One segment of her journey takes place on the Columbia Southern Railway from Biggs to Shaniko. During the first decade of the twentieth century Shaniko was the "wool capital of the world." By 1911, a flood in Hay canyon and the completion of the new line from the Dalles to Bend left the Columbia Southern Railway to the history books.

Bethrina settles in a small town known as Hillman. The town is named for two railroad barons, Hill and Harriman, who dream of connecting Washington and California by rail. The ensuing rail war will challenge Bethrina's faith and determination in ways she never imagined possible.

Saturday, June 16, 2007

The Writer's Spouse....

So how do you lovingly tell your wife that her new chapter really stinks?

Don't know?

Neither do I...

Thankfully, she hasn't written a stinker yet. I don't anticipate this issue arising, but the military man in me likes being prepared.

So far, my duties regarding this book have been simple: tell her she's doing great and help her edit her work.

The first one's really easy. The second...not so much.

The work continues.

When you DO read this book, you may notice that the author has skillfully portrayed male mannerisms and speech despite her lack of a Y chromosome. I think she'll give a nod to at least a couple guys in her life....

Thursday, June 14, 2007

Mary Higgins Clark: No Place Like Home

My first love may be historical fiction, but every now and then I enjoy a good psychological thriller. Nothing too twisted, but a book with a lot of suspense. There's something decadent about vicariously experiencing danger through the pages of a good novel.

Mary Higgins Clark's
No Place Like Home delivers a good pace, plenty of clues and a solution that satisfies.

The pacing is good. She reveals enough clues, strategically placed, to keep up the tension and keep the reader engaged. However, this is not a book that compels you to read it straight through the night.

Clark's ability to drop clues is once again superbly demonstrated in this story. She weaves a tale that is believable, and lulls the reader into a false sense of security before springing the climactic surprise.

The solution is believable, but the epilogue throws in a twist that sounds a bit like an afterthought.
This is a very good read. However, if you are looking for an edge of the seat thriller try one of her earlier novels such as: Where are the Children?, The Cradle Will Fall, or Loves Music Loves to Dance.

Tuesday, June 12, 2007

Send in the Clowns
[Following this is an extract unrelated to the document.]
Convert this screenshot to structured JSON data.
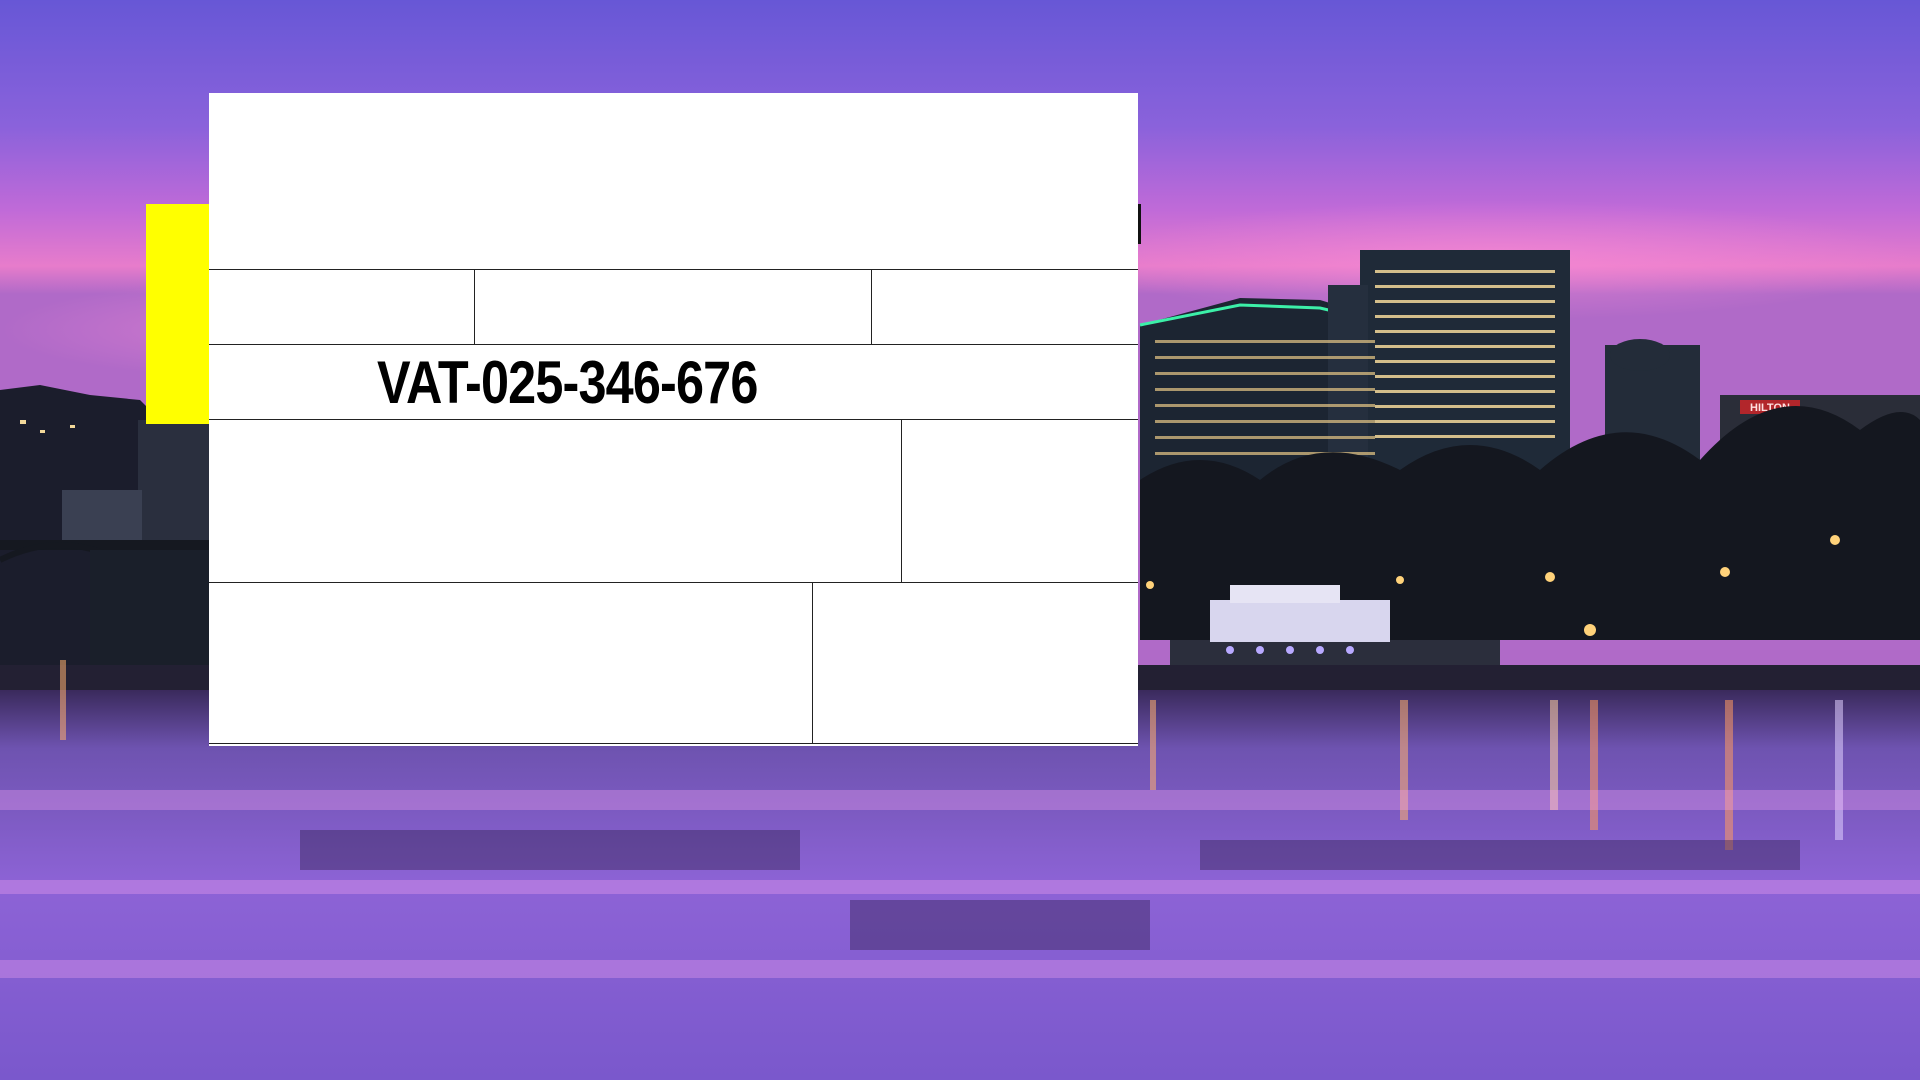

My grandmother has fallen victim to a vicious predator of the aged. Is it Alzheimer's? Dementia? We may never know. For more than a decade, she's been afraid that her doctor is conspiring against her. Sometimes she thinks he is trying to steal her land, at other times she believes he is trying to kill her by prescribing "rat poison." (It was actually coumadin--a blood thinner.) She refuses to go to the doctor anymore.

The problem is, her deteriorating memory is leading to a myriad of dilemmas. She is becoming more and more unstable.

She puts Metamucil in the coffee pot. She questions who the "old man" in her bed is (Poppo, her husband of 45 years). She puts dirty dishes away instead of washing them. She is convinced the government took her driver's license away because she turned eleven.

This is a woman whose memory was longer than the Willamette River. She worked as hard as any draft horse. And she cooked well enough to--well, she cooked well enough. She plowed, and hoed, and raised a field of roses.

Soon my dad and uncle will have to place her in a care facility. What a terrible decision to have to make! The good news; Poppo has finally realized it is time, and he is ready to go with her. Even through all the pain...through the lapses in her memories...through the hateful things she says and does in her diminished state, he loves her.

In an earlier post ("Marriage First--Part III," published March 15, 2007) I asked the following question:

"If a husband is not meant to be our strength, if he will never love and accept us perfectly, what is he good for?"

Poppo is a wonderful example...